Start of DATA SECTION
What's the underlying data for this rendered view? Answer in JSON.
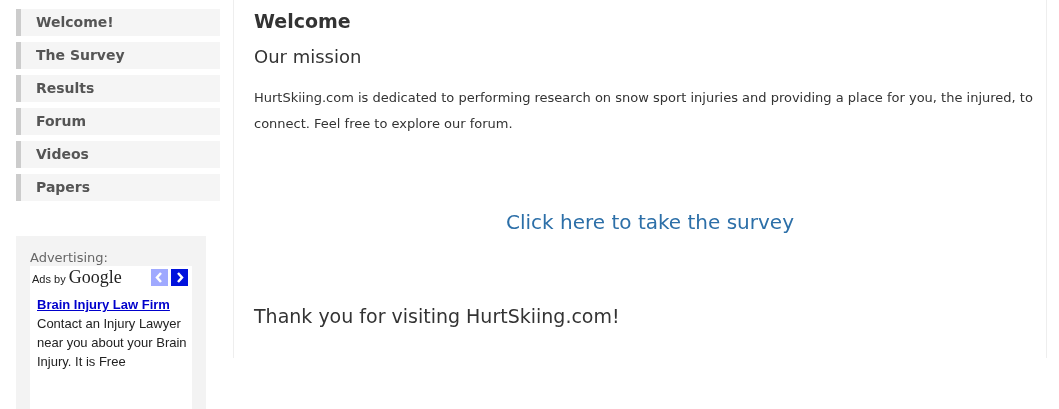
{
  "nav": [
    {
      "label": "Welcome!"
    },
    {
      "label": "The Survey"
    },
    {
      "label": "Results"
    },
    {
      "label": "Forum"
    },
    {
      "label": "Videos"
    },
    {
      "label": "Papers"
    }
  ],
  "ad_box": {
    "heading": "Advertising:",
    "ads_by": "Ads by",
    "brand": "Google",
    "ad_title": "Brain Injury Law Firm",
    "ad_text": "Contact an Injury Lawyer near you about your Brain Injury. It is Free"
  },
  "main": {
    "title": "Welcome",
    "subtitle": "Our mission",
    "paragraph": "HurtSkiing.com is dedicated to performing research on snow sport injuries and providing a place for you, the injured, to connect. Feel free to explore our forum.",
    "survey_link": "Click here to take the survey",
    "thanks": "Thank you for visiting HurtSkiing.com!"
  }
}
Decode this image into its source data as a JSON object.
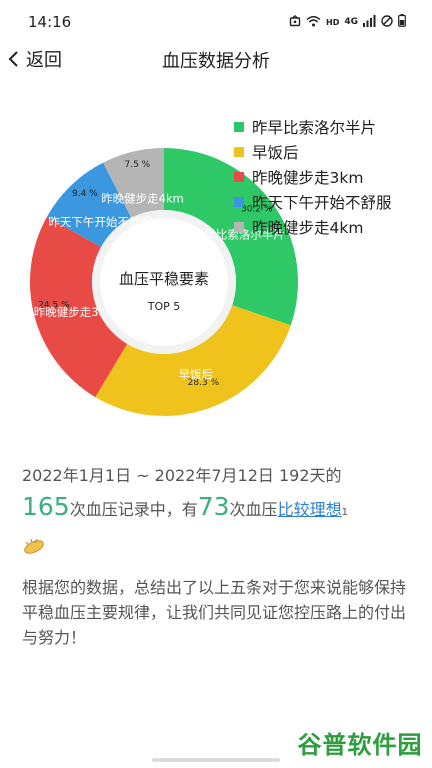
{
  "status": {
    "time": "14:16",
    "icons": [
      "screen-icon",
      "wifi-icon",
      "hd-icon",
      "4g-icon",
      "signal-icon",
      "dnd-icon",
      "battery-icon"
    ],
    "hd_label": "HD",
    "net_label": "4G"
  },
  "nav": {
    "back_label": "返回",
    "title": "血压数据分析"
  },
  "chart": {
    "center_title": "血压平稳要素",
    "center_subtitle": "TOP 5"
  },
  "chart_data": {
    "type": "pie",
    "variant": "donut",
    "legend_position": "top-right",
    "labels": [
      "昨早比索洛尔半片",
      "早饭后",
      "昨晚健步走3km",
      "昨天下午开始不舒服",
      "昨晚健步走4km"
    ],
    "values": [
      30.2,
      28.3,
      24.5,
      9.4,
      7.5
    ],
    "value_labels": [
      "30.2 %",
      "28.3 %",
      "24.5 %",
      "9.4 %",
      "7.5 %"
    ],
    "colors": [
      "#2ec866",
      "#f0c31c",
      "#e84a45",
      "#3b97e0",
      "#b5b5b5"
    ]
  },
  "summary": {
    "date_range": "2022年1月1日 ~ 2022年7月12日 192天的",
    "records_count": "165",
    "records_text": "次血压记录中，有",
    "good_count": "73",
    "good_text": "次血压",
    "link_text": "比较理想",
    "sup": "1"
  },
  "paragraph": "根据您的数据，总结出了以上五条对于您来说能够保持平稳血压主要规律，让我们共同见证您控压路上的付出与努力！",
  "watermark": "谷普软件园"
}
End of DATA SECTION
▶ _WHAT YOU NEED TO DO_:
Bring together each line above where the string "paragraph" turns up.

▶ _SOLUTION TO THE PROBLEM_:
    "paragraph": "HurtSkiing.com is dedicated to performing research on snow sport injuries and providing a place for you, the injured, to connect. Feel free to explore our forum.",
  "paragraph": "根据您的数据，总结出了以上五条对于您来说能够保持平稳血压主要规律，让我们共同见证您控压路上的付出与努力！",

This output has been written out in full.